This event could be a black swan type. In modern time, the TGA account has never been so both so large and forecast to decrease so rapidly. The only historic analog when the TGA account was decreasing and the Helicopter Indicator was increasing was a period from December 2016 thorough early April 2017. This is denoted with a small circle.

We were unable to find strong week-on-week correlations with other asset classes such as gold, oil, or short-end interest rate moves. However, during this period, the economy began to rapidly recover and the FOMC changed to a more hawkish tone. This prompted a 20-basis point sell in in 2-year yields in Q1 of 2017. Ultimately during this window of time, the 2s 10s Treasury curve finished steepening.

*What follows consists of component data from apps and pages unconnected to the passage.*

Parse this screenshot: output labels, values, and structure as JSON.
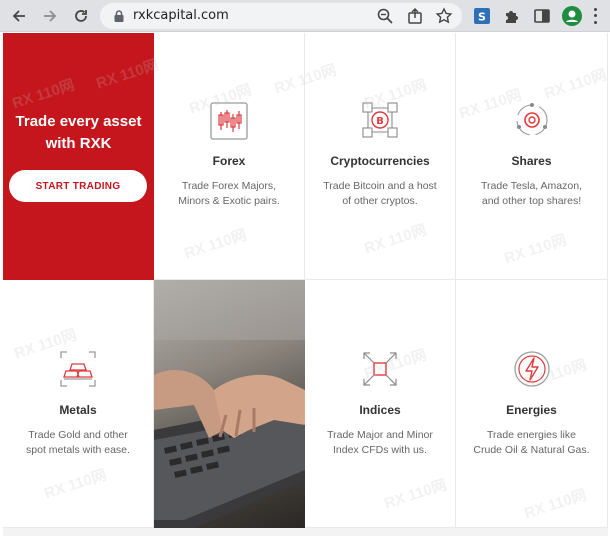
{
  "browser": {
    "url": "rxkcapital.com"
  },
  "hero": {
    "title_line1": "Trade every asset",
    "title_line2": "with RXK",
    "cta_label": "START TRADING",
    "background_color": "#c4161c"
  },
  "cards": {
    "forex": {
      "title": "Forex",
      "desc1": "Trade Forex Majors,",
      "desc2": "Minors & Exotic pairs.",
      "icon": "candlestick-chart-icon"
    },
    "crypto": {
      "title": "Cryptocurrencies",
      "desc1": "Trade Bitcoin and a host",
      "desc2": "of other cryptos.",
      "icon": "bitcoin-cube-icon"
    },
    "shares": {
      "title": "Shares",
      "desc1": "Trade Tesla, Amazon,",
      "desc2": "and other top shares!",
      "icon": "shares-orbit-icon"
    },
    "metals": {
      "title": "Metals",
      "desc1": "Trade Gold and other",
      "desc2": "spot metals with ease.",
      "icon": "gold-bars-icon"
    },
    "indices": {
      "title": "Indices",
      "desc1": "Trade Major and Minor",
      "desc2": "Index CFDs with us.",
      "icon": "indices-arrows-icon"
    },
    "energies": {
      "title": "Energies",
      "desc1": "Trade energies like",
      "desc2": "Crude Oil & Natural Gas.",
      "icon": "lightning-energy-icon"
    }
  },
  "watermark_text": "RX 110网",
  "accent_color": "#c4161c"
}
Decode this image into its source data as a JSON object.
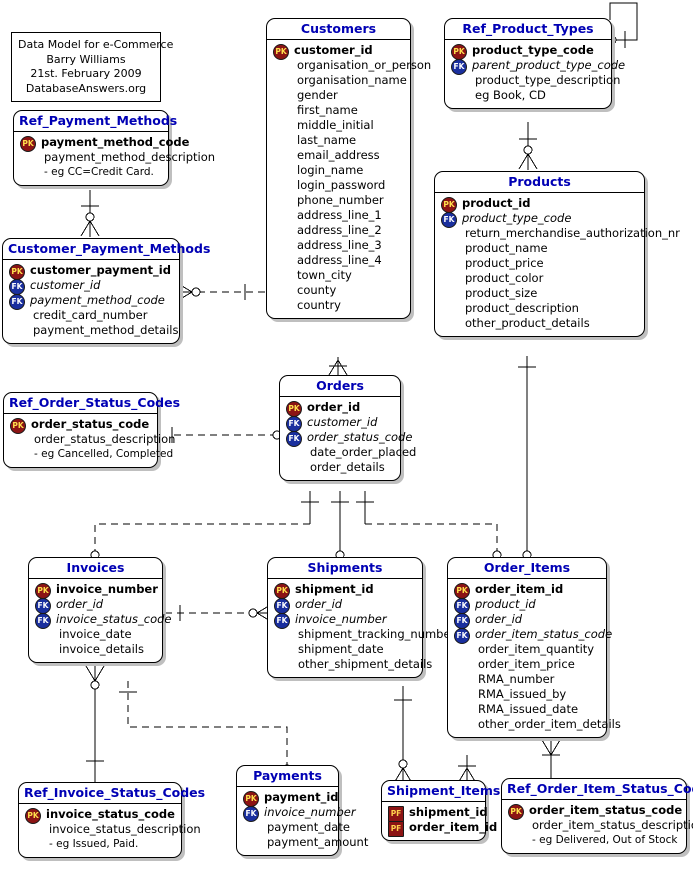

The curve then flattened for nearly two and a half years, ultimately turning slightly negative in August of 2019.

Figure 9: The 2-year versus 10-year Treasury Yield Curve

Source: FRB

Navigating 2021

The challenges this year are many.  However, the stress test of the system has dawned a bright future for 2021 as the economy surprised to the upside in Q4 of 2020, +1%. The vaccination roll-out looks promising and infection rates are now dropping quickly. Volatility across asset classes can provide early indications of price movement and CME Group CVOL Indexes across 15 products and five asset classes will be helpful for market participants to monitor. SOFR futures continue to increase in usage and the BrokerTec repo platform has seen large increases in its activity.

Figure 10: CME SOFR Volume and Open Interest Continue to Reach New Highs

Source: CME Group

Figure 11: CME Eurodollar Volume and Open Interest Moving Higher

Source: CME Group

Fiscal and monetary policies will continue to play a highly supportive role for the economy as the private sector output comes back in line. Coupon issuance will continue to increase while the Federal Reserve will take a much smaller part reducing outstanding coupons. Prepare your hedging activity accordingly.

About the Author

Eric Leininger is Executive Director of Financial Research and Product Development at CME Group.